Instructions to follow
In how many lines of these records does the word "accent" appear? Give the number by itself.

The input
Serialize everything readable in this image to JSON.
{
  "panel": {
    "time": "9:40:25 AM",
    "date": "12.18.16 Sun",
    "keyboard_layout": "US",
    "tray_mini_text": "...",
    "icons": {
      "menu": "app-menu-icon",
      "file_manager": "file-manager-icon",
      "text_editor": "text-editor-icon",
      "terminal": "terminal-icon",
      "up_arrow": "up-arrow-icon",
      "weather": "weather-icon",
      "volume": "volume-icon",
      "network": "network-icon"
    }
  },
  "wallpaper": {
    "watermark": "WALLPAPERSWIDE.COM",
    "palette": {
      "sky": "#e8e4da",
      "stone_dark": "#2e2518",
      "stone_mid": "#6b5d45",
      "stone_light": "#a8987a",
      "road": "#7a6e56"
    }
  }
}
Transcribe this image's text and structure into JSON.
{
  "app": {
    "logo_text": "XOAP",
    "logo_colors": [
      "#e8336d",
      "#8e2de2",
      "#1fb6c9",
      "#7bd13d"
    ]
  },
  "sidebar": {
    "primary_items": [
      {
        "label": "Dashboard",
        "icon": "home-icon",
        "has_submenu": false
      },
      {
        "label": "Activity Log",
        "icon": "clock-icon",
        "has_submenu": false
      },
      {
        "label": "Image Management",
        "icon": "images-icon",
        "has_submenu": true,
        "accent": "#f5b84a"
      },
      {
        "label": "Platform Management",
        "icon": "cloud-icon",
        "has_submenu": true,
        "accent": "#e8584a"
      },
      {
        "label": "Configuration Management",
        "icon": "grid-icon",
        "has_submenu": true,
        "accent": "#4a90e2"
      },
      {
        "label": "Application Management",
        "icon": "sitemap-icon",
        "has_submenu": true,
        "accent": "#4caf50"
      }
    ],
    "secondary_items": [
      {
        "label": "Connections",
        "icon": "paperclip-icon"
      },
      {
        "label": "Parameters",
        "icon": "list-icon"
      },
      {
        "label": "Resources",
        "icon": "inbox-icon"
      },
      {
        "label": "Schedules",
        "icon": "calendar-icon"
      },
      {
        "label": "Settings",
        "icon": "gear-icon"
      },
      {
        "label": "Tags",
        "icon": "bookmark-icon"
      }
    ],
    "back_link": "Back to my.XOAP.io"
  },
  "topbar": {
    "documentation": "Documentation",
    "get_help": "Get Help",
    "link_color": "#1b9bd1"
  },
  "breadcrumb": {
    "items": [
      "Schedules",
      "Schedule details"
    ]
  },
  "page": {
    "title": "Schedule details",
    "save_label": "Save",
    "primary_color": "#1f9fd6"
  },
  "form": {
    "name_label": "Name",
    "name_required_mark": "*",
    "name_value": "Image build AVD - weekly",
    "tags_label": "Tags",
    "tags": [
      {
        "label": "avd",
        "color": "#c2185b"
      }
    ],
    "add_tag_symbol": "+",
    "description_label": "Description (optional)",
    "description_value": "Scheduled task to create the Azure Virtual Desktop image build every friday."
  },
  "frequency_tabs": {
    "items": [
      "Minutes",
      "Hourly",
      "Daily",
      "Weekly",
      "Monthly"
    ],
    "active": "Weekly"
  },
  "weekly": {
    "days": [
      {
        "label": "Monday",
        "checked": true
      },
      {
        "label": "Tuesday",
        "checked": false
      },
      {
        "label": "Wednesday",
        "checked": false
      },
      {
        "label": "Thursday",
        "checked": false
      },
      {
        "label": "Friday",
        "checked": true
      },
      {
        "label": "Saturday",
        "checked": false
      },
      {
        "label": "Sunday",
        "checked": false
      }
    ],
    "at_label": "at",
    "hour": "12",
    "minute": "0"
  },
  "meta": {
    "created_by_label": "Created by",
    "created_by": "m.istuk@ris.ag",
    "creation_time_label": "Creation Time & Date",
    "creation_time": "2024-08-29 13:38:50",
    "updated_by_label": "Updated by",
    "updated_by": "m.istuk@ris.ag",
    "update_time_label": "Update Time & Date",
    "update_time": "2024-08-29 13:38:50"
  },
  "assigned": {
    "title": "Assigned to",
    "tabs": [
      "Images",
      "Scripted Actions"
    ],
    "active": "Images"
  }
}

Exercise response
4